What is expected: Give back every record below precisely as written.
◆ ◆ ◆ ◆
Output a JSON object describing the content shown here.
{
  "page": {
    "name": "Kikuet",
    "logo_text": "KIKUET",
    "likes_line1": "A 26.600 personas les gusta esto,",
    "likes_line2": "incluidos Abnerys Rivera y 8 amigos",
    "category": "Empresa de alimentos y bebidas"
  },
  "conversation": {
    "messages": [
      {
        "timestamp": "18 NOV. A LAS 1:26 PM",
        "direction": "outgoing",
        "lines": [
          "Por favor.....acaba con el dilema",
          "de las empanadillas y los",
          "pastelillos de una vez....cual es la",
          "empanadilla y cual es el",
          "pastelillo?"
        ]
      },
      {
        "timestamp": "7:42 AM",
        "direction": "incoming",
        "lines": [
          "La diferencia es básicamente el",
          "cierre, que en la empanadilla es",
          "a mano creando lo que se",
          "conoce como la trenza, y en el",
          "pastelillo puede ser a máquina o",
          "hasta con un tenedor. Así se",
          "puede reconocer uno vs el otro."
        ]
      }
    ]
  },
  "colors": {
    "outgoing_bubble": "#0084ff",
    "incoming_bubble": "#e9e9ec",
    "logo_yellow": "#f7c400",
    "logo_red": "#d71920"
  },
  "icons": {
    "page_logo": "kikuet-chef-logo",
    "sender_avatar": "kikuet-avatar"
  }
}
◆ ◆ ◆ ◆
Answer for this exercise:
Output a JSON object describing the content shown here.
{
  "page": {
    "name": "Kikuet",
    "logo_text": "KIKUET",
    "likes_line1": "A 26.600 personas les gusta esto,",
    "likes_line2": "incluidos Abnerys Rivera y 8 amigos",
    "category": "Empresa de alimentos y bebidas"
  },
  "conversation": {
    "messages": [
      {
        "timestamp": "18 NOV. A LAS 1:26 PM",
        "direction": "outgoing",
        "lines": [
          "Por favor.....acaba con el dilema",
          "de las empanadillas y los",
          "pastelillos de una vez....cual es la",
          "empanadilla y cual es el",
          "pastelillo?"
        ]
      },
      {
        "timestamp": "7:42 AM",
        "direction": "incoming",
        "lines": [
          "La diferencia es básicamente el",
          "cierre, que en la empanadilla es",
          "a mano creando lo que se",
          "conoce como la trenza, y en el",
          "pastelillo puede ser a máquina o",
          "hasta con un tenedor. Así se",
          "puede reconocer uno vs el otro."
        ]
      }
    ]
  },
  "colors": {
    "outgoing_bubble": "#0084ff",
    "incoming_bubble": "#e9e9ec",
    "logo_yellow": "#f7c400",
    "logo_red": "#d71920"
  },
  "icons": {
    "page_logo": "kikuet-chef-logo",
    "sender_avatar": "kikuet-avatar"
  }
}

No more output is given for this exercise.